In Australia, Wright explained, as in the UK and elsewhere podcasts had been “just the best radio shows cut up to a vast extent”. But in 2014 publications and broadcasters quickly moved to take advantage of the renewed interesting in podcasting. He is now part of a department at the ABC developing online-only podcasts “that will hopefully feed into the radio schedule later on”. It’s a moment of unprecedented creative freedom, Wright said. “That sense of risk has been missing from radio, well media, for a long time. . . Like at the Times, we’re told ‘just go do it and come back with some good ideas’, and it's fantastic.”

Wright is focusing on developing comedy podcasts – as “Australian comedy is great and criminally underrepresented,” he said. One show that has come out of his department already is The Tokyo Hotel, an eight-part series following the inhabitants of an eccentric hotel in Los Angeles. It’s a great listen: there’s a lot of original music, and the fast-paced, surreal script feels at times reminiscent of Welcome to Night Vale. “It was hugely gratifying but immensely hard work,” Wright said. “It had its own score, numerous actors, a narrator who was Madge from Neighbours. It was quite literally a big production.”

The plan for 2017 is to bring out another, similarly ambitious production, as well as “a couple more standard ‘comedians chatting’ things”. Australians are already big podcast fans, and Wright reckons that enthusiasm for the form is only growing. “I think that Australia is a place that's not afraid to embrace the new in any way,” he said. “Podcasts are a new thing for a lot of people and they're really lapping it up. . . It's very curious because I think in Britain anything old is seen as valued, and the new is sometimes seen with suspicion. It's almost the exact opposite here.”

Five Australian podcasts to try

Little Dum Dum Club

Comedians Tommy Dassalo and Karl Chandler run a charming weekly interview show.

Free to a Good Home

Michael Hing and Ben Jenkins, plus guests, chat through the weird and wonderful world of Australian classified ads.

Let’s Make Billions

Simon Cumming and his guests aim to launch a new billion-dollar startup every week.

Meshal Laurie’s Nitty Gritty Committee

The commercial radio host shares the stories she’s been most surprised and moved by.

Bowraville

Dan Box, the crime reporter at the Australian newspaper, investigates the unsolved serial killings of three Aboriginal children.

Do you have ideas for podcasts I should listen to or people I should interview? Email me or talk to me on Twitter. For the next instalment of the New Statesman’s podcast column, visit newstatesman.com/podcasts next Thursday. You can read the introduction to the column here.

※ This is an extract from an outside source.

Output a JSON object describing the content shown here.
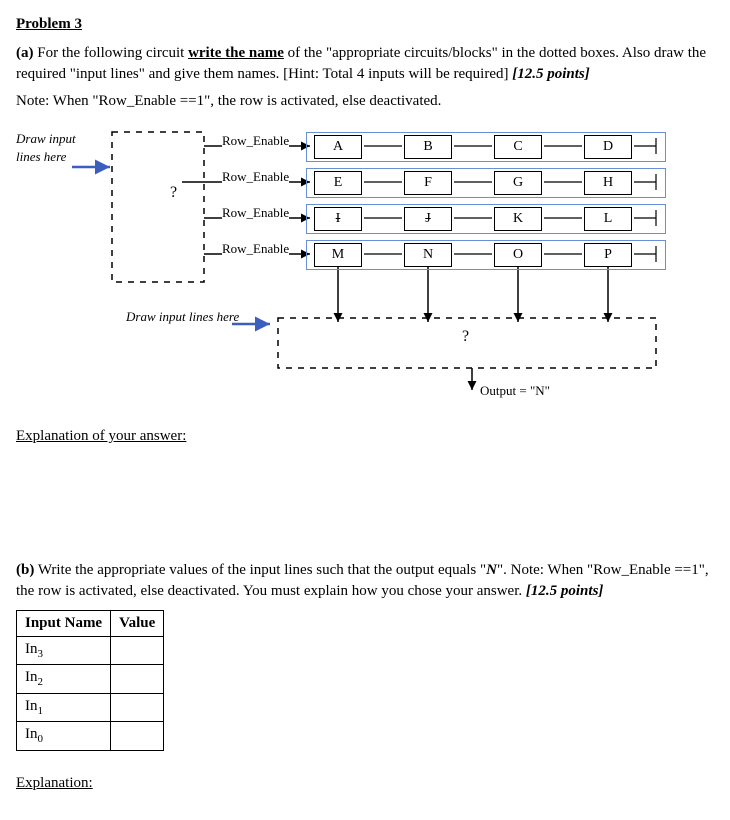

Caroline Crampton is assistant editor of the New Statesman. She writes a weekly podcast column.